Robert A. Eckert, 56, chairman and chief executive of Mattel Inc. since 2000, received a base salary of $1.25 million both years. The bulk of his pay came in stock and option awards valued at nearly $6 million when they were granted, according to a document the company filed late Wednesday with the Securities and Exchange Commission.
Mattel's board of directors took into account the company's financial performance for the year in determining compensation for Eckert and other executives. Mattel's net income rose 30 percent to $684.9 million and its revenue rose 8 percent to $5.86 billion between 2009 and 2010.
"2010 was a strong year for Mattel, financially and operationally," the company said in the SEC filing.
Eckert's performance-based bonus grew by $750,000, or 30 percent, to $3.25 million in 2010.
Toys proved relatively recession-proof, but Mattel, based in El Segundo, Calif., outperformed some of its competitors in 2010. Revenue from some of its classic brands such as Barbie was strong, as was revenue from new properties like its "Monster High" dolls and accessories.
Eckert also received other compensation of $301,499, including $74,366 for personal use of company aircraft, a $30,000 car allowance and more than $150,000 in retirement savings contributions.
The Associated Press formula calculates an executive's total compensation during the last fiscal year by adding salary, bonuses, perks, above-market interest the company pays on deferred compensation and the estimated value of stock and stock options awarded during the year. The AP formula does not count changes in the present value of pension benefits. That makes the AP total slightly different in most cases from the total reported by companies to the Securities and Exchange Commission.

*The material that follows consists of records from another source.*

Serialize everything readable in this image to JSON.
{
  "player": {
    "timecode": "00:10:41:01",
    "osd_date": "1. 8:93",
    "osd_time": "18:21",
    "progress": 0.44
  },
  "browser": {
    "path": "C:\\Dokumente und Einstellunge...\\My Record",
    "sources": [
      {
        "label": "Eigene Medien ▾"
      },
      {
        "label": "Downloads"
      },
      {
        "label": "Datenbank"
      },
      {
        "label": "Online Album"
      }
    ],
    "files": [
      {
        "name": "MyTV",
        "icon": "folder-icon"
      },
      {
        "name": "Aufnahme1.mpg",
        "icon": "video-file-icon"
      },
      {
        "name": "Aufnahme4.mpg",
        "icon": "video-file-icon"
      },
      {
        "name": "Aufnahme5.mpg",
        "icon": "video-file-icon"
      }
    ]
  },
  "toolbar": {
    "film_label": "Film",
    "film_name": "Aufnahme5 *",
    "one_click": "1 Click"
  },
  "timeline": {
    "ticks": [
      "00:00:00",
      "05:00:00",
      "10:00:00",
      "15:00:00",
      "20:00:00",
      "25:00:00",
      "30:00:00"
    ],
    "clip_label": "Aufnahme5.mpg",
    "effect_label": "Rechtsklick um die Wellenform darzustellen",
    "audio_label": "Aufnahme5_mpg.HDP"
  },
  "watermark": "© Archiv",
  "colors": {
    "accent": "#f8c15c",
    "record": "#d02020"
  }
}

The value that a company assigned to an executive's stock and option awards for 2010 was the present value of what the company expected the awards to be worth to the executive over time. Companies use one of several formulas to calculate that value. However, the number is just an estimate, and what an executive ultimately receives will depend on the performance of the company's stock in the years after the awards are granted. Most stock compensation programs require an executive to wait a specified amount of time to receive shares or exercise options.